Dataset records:

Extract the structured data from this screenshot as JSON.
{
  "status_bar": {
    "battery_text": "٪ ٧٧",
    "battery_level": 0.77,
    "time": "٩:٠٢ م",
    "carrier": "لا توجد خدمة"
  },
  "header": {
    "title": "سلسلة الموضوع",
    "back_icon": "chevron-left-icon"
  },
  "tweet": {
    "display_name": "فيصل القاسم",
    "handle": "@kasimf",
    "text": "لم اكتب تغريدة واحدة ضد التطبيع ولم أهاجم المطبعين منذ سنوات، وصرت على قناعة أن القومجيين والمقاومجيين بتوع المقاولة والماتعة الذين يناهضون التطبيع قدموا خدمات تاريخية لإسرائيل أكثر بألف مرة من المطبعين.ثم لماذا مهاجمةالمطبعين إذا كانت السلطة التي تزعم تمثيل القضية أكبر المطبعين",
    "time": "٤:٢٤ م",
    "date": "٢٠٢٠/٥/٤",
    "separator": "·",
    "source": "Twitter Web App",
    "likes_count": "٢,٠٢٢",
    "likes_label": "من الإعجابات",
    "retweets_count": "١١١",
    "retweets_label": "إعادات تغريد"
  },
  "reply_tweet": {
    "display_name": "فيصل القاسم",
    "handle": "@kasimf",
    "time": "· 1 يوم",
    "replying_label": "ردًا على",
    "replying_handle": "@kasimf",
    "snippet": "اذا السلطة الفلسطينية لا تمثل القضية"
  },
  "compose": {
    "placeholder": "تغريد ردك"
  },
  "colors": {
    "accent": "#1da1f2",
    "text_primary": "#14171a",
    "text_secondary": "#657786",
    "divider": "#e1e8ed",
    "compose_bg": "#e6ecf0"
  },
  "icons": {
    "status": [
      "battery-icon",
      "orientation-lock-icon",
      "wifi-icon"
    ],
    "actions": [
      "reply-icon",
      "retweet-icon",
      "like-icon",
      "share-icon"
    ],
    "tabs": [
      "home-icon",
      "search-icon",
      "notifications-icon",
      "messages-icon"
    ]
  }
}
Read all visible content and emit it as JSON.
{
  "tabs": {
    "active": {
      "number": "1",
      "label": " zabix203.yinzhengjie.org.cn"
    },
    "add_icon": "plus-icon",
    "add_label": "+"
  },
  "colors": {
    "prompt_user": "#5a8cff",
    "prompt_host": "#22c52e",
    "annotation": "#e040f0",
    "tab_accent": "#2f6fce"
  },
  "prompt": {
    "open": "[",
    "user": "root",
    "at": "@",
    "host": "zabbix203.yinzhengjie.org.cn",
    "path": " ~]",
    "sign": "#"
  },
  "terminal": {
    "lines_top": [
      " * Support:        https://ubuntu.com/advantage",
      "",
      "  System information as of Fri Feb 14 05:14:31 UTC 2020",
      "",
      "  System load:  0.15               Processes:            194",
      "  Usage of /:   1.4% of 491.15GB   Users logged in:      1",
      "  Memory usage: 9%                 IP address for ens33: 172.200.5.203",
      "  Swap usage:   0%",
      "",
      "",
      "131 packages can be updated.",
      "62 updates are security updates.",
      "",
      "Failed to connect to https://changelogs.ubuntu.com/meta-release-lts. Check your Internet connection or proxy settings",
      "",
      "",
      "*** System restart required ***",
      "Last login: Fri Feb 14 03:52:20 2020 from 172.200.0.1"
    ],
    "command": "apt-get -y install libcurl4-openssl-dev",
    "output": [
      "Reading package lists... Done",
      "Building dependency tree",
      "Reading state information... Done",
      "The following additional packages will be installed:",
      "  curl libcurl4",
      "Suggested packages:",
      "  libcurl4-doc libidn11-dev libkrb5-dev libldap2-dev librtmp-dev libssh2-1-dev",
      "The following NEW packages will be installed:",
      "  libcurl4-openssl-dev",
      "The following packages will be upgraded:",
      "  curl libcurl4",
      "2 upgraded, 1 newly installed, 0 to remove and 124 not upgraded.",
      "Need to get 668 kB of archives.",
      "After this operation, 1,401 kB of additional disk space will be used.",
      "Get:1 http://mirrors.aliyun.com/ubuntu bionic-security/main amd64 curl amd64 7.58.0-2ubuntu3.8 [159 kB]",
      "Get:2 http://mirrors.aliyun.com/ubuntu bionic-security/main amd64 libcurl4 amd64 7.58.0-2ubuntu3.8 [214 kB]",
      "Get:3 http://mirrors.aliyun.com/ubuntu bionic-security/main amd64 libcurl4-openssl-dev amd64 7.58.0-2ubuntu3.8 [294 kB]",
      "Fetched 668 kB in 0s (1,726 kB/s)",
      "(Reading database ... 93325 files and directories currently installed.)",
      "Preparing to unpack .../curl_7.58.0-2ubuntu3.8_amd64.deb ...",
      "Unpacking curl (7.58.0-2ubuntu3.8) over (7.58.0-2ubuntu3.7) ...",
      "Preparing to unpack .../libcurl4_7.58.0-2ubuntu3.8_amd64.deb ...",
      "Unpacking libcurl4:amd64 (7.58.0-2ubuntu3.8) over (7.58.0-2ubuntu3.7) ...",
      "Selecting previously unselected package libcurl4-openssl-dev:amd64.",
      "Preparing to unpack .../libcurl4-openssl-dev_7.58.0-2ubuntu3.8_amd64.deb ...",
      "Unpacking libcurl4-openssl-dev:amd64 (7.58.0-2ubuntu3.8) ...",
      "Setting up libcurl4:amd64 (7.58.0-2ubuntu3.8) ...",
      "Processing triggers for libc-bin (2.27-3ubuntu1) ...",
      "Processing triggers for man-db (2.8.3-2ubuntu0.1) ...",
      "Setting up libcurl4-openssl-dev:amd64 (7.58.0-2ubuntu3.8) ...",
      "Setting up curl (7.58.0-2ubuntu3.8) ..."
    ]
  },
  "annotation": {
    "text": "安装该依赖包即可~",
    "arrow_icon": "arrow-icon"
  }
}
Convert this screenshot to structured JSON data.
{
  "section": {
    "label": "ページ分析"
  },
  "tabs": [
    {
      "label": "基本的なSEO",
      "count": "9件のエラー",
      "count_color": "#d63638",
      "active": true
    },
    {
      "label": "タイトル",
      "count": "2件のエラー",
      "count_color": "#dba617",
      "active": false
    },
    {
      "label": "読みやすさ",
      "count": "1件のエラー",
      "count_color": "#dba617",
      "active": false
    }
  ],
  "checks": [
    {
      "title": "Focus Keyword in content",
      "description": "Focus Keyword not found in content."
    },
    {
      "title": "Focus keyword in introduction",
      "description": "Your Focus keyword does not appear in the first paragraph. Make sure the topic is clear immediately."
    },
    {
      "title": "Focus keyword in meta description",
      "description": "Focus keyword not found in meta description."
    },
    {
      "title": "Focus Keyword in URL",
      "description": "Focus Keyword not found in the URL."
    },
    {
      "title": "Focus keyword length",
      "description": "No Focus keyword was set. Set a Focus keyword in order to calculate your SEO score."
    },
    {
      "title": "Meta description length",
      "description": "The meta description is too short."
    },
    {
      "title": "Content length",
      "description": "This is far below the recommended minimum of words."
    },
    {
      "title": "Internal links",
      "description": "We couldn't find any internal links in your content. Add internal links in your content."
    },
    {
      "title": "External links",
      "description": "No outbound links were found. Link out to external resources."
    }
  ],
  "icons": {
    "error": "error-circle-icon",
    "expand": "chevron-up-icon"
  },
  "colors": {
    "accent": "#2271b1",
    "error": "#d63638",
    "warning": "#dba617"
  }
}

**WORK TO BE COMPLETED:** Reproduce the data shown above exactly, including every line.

**ANSWER FOR THE TASK:**
Extract the structured data from this screenshot as JSON.
{
  "status_bar": {
    "battery_text": "٪ ٧٧",
    "battery_level": 0.77,
    "time": "٩:٠٢ م",
    "carrier": "لا توجد خدمة"
  },
  "header": {
    "title": "سلسلة الموضوع",
    "back_icon": "chevron-left-icon"
  },
  "tweet": {
    "display_name": "فيصل القاسم",
    "handle": "@kasimf",
    "text": "لم اكتب تغريدة واحدة ضد التطبيع ولم أهاجم المطبعين منذ سنوات، وصرت على قناعة أن القومجيين والمقاومجيين بتوع المقاولة والماتعة الذين يناهضون التطبيع قدموا خدمات تاريخية لإسرائيل أكثر بألف مرة من المطبعين.ثم لماذا مهاجمةالمطبعين إذا كانت السلطة التي تزعم تمثيل القضية أكبر المطبعين",
    "time": "٤:٢٤ م",
    "date": "٢٠٢٠/٥/٤",
    "separator": "·",
    "source": "Twitter Web App",
    "likes_count": "٢,٠٢٢",
    "likes_label": "من الإعجابات",
    "retweets_count": "١١١",
    "retweets_label": "إعادات تغريد"
  },
  "reply_tweet": {
    "display_name": "فيصل القاسم",
    "handle": "@kasimf",
    "time": "· 1 يوم",
    "replying_label": "ردًا على",
    "replying_handle": "@kasimf",
    "snippet": "اذا السلطة الفلسطينية لا تمثل القضية"
  },
  "compose": {
    "placeholder": "تغريد ردك"
  },
  "colors": {
    "accent": "#1da1f2",
    "text_primary": "#14171a",
    "text_secondary": "#657786",
    "divider": "#e1e8ed",
    "compose_bg": "#e6ecf0"
  },
  "icons": {
    "status": [
      "battery-icon",
      "orientation-lock-icon",
      "wifi-icon"
    ],
    "actions": [
      "reply-icon",
      "retweet-icon",
      "like-icon",
      "share-icon"
    ],
    "tabs": [
      "home-icon",
      "search-icon",
      "notifications-icon",
      "messages-icon"
    ]
  }
}
Read all visible content and emit it as JSON.
{
  "tabs": {
    "active": {
      "number": "1",
      "label": " zabix203.yinzhengjie.org.cn"
    },
    "add_icon": "plus-icon",
    "add_label": "+"
  },
  "colors": {
    "prompt_user": "#5a8cff",
    "prompt_host": "#22c52e",
    "annotation": "#e040f0",
    "tab_accent": "#2f6fce"
  },
  "prompt": {
    "open": "[",
    "user": "root",
    "at": "@",
    "host": "zabbix203.yinzhengjie.org.cn",
    "path": " ~]",
    "sign": "#"
  },
  "terminal": {
    "lines_top": [
      " * Support:        https://ubuntu.com/advantage",
      "",
      "  System information as of Fri Feb 14 05:14:31 UTC 2020",
      "",
      "  System load:  0.15               Processes:            194",
      "  Usage of /:   1.4% of 491.15GB   Users logged in:      1",
      "  Memory usage: 9%                 IP address for ens33: 172.200.5.203",
      "  Swap usage:   0%",
      "",
      "",
      "131 packages can be updated.",
      "62 updates are security updates.",
      "",
      "Failed to connect to https://changelogs.ubuntu.com/meta-release-lts. Check your Internet connection or proxy settings",
      "",
      "",
      "*** System restart required ***",
      "Last login: Fri Feb 14 03:52:20 2020 from 172.200.0.1"
    ],
    "command": "apt-get -y install libcurl4-openssl-dev",
    "output": [
      "Reading package lists... Done",
      "Building dependency tree",
      "Reading state information... Done",
      "The following additional packages will be installed:",
      "  curl libcurl4",
      "Suggested packages:",
      "  libcurl4-doc libidn11-dev libkrb5-dev libldap2-dev librtmp-dev libssh2-1-dev",
      "The following NEW packages will be installed:",
      "  libcurl4-openssl-dev",
      "The following packages will be upgraded:",
      "  curl libcurl4",
      "2 upgraded, 1 newly installed, 0 to remove and 124 not upgraded.",
      "Need to get 668 kB of archives.",
      "After this operation, 1,401 kB of additional disk space will be used.",
      "Get:1 http://mirrors.aliyun.com/ubuntu bionic-security/main amd64 curl amd64 7.58.0-2ubuntu3.8 [159 kB]",
      "Get:2 http://mirrors.aliyun.com/ubuntu bionic-security/main amd64 libcurl4 amd64 7.58.0-2ubuntu3.8 [214 kB]",
      "Get:3 http://mirrors.aliyun.com/ubuntu bionic-security/main amd64 libcurl4-openssl-dev amd64 7.58.0-2ubuntu3.8 [294 kB]",
      "Fetched 668 kB in 0s (1,726 kB/s)",
      "(Reading database ... 93325 files and directories currently installed.)",
      "Preparing to unpack .../curl_7.58.0-2ubuntu3.8_amd64.deb ...",
      "Unpacking curl (7.58.0-2ubuntu3.8) over (7.58.0-2ubuntu3.7) ...",
      "Preparing to unpack .../libcurl4_7.58.0-2ubuntu3.8_amd64.deb ...",
      "Unpacking libcurl4:amd64 (7.58.0-2ubuntu3.8) over (7.58.0-2ubuntu3.7) ...",
      "Selecting previously unselected package libcurl4-openssl-dev:amd64.",
      "Preparing to unpack .../libcurl4-openssl-dev_7.58.0-2ubuntu3.8_amd64.deb ...",
      "Unpacking libcurl4-openssl-dev:amd64 (7.58.0-2ubuntu3.8) ...",
      "Setting up libcurl4:amd64 (7.58.0-2ubuntu3.8) ...",
      "Processing triggers for libc-bin (2.27-3ubuntu1) ...",
      "Processing triggers for man-db (2.8.3-2ubuntu0.1) ...",
      "Setting up libcurl4-openssl-dev:amd64 (7.58.0-2ubuntu3.8) ...",
      "Setting up curl (7.58.0-2ubuntu3.8) ..."
    ]
  },
  "annotation": {
    "text": "安装该依赖包即可~",
    "arrow_icon": "arrow-icon"
  }
}
Convert this screenshot to structured JSON data.
{
  "section": {
    "label": "ページ分析"
  },
  "tabs": [
    {
      "label": "基本的なSEO",
      "count": "9件のエラー",
      "count_color": "#d63638",
      "active": true
    },
    {
      "label": "タイトル",
      "count": "2件のエラー",
      "count_color": "#dba617",
      "active": false
    },
    {
      "label": "読みやすさ",
      "count": "1件のエラー",
      "count_color": "#dba617",
      "active": false
    }
  ],
  "checks": [
    {
      "title": "Focus Keyword in content",
      "description": "Focus Keyword not found in content."
    },
    {
      "title": "Focus keyword in introduction",
      "description": "Your Focus keyword does not appear in the first paragraph. Make sure the topic is clear immediately."
    },
    {
      "title": "Focus keyword in meta description",
      "description": "Focus keyword not found in meta description."
    },
    {
      "title": "Focus Keyword in URL",
      "description": "Focus Keyword not found in the URL."
    },
    {
      "title": "Focus keyword length",
      "description": "No Focus keyword was set. Set a Focus keyword in order to calculate your SEO score."
    },
    {
      "title": "Meta description length",
      "description": "The meta description is too short."
    },
    {
      "title": "Content length",
      "description": "This is far below the recommended minimum of words."
    },
    {
      "title": "Internal links",
      "description": "We couldn't find any internal links in your content. Add internal links in your content."
    },
    {
      "title": "External links",
      "description": "No outbound links were found. Link out to external resources."
    }
  ],
  "icons": {
    "error": "error-circle-icon",
    "expand": "chevron-up-icon"
  },
  "colors": {
    "accent": "#2271b1",
    "error": "#d63638",
    "warning": "#dba617"
  }
}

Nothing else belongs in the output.